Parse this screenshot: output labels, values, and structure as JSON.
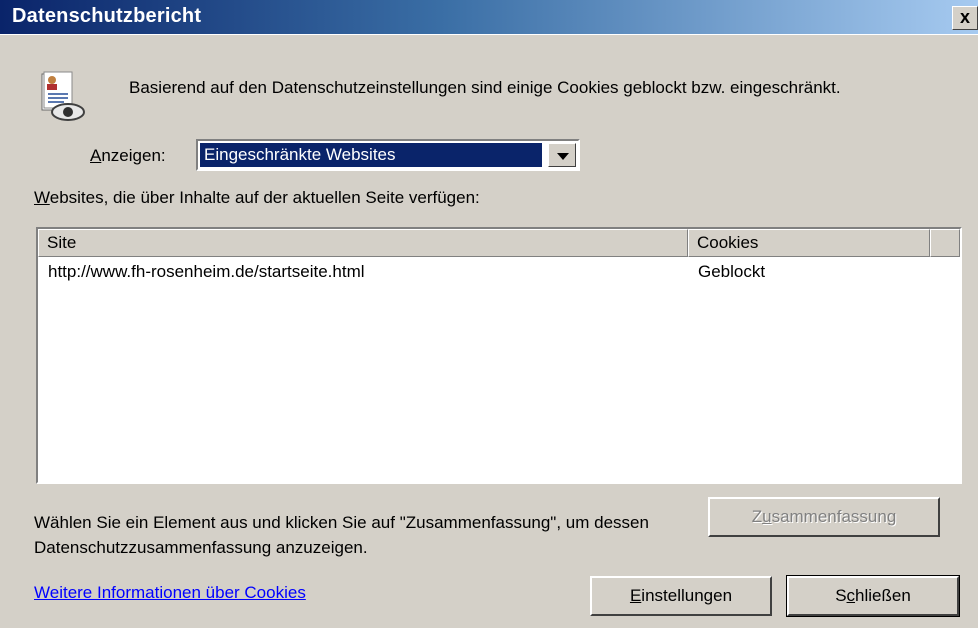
{
  "window": {
    "title": "Datenschutzbericht",
    "close_label": "x"
  },
  "intro": {
    "icon": "privacy-report-icon",
    "text": "Basierend auf den Datenschutzeinstellungen sind einige Cookies geblockt bzw. eingeschränkt."
  },
  "show": {
    "label_prefix": "",
    "label_underlined": "A",
    "label_rest": "nzeigen:",
    "selected": "Eingeschränkte Websites"
  },
  "websites": {
    "label_underlined": "W",
    "label_rest": "ebsites, die über Inhalte auf der aktuellen Seite verfügen:",
    "columns": [
      "Site",
      "Cookies"
    ],
    "rows": [
      {
        "site": "http://www.fh-rosenheim.de/startseite.html",
        "cookies": "Geblockt"
      }
    ]
  },
  "help_text": "Wählen Sie ein Element aus und klicken Sie auf \"Zusammenfassung\", um dessen Datenschutzzusammenfassung anzuzeigen.",
  "buttons": {
    "summary_pre": "Z",
    "summary_acc": "u",
    "summary_post": "sammenfassung",
    "settings_acc": "E",
    "settings_post": "instellungen",
    "close_pre": "S",
    "close_acc": "c",
    "close_post": "hließen"
  },
  "link": "Weitere Informationen über Cookies",
  "colors": {
    "title_start": "#0a246a",
    "selection": "#0a246a",
    "link": "#0000ff",
    "face": "#d4d0c8"
  }
}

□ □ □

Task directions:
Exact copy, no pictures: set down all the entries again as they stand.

Answer below:
Parse this screenshot: output labels, values, and structure as JSON.
{
  "window": {
    "title": "Datenschutzbericht",
    "close_label": "x"
  },
  "intro": {
    "icon": "privacy-report-icon",
    "text": "Basierend auf den Datenschutzeinstellungen sind einige Cookies geblockt bzw. eingeschränkt."
  },
  "show": {
    "label_prefix": "",
    "label_underlined": "A",
    "label_rest": "nzeigen:",
    "selected": "Eingeschränkte Websites"
  },
  "websites": {
    "label_underlined": "W",
    "label_rest": "ebsites, die über Inhalte auf der aktuellen Seite verfügen:",
    "columns": [
      "Site",
      "Cookies"
    ],
    "rows": [
      {
        "site": "http://www.fh-rosenheim.de/startseite.html",
        "cookies": "Geblockt"
      }
    ]
  },
  "help_text": "Wählen Sie ein Element aus und klicken Sie auf \"Zusammenfassung\", um dessen Datenschutzzusammenfassung anzuzeigen.",
  "buttons": {
    "summary_pre": "Z",
    "summary_acc": "u",
    "summary_post": "sammenfassung",
    "settings_acc": "E",
    "settings_post": "instellungen",
    "close_pre": "S",
    "close_acc": "c",
    "close_post": "hließen"
  },
  "link": "Weitere Informationen über Cookies",
  "colors": {
    "title_start": "#0a246a",
    "selection": "#0a246a",
    "link": "#0000ff",
    "face": "#d4d0c8"
  }
}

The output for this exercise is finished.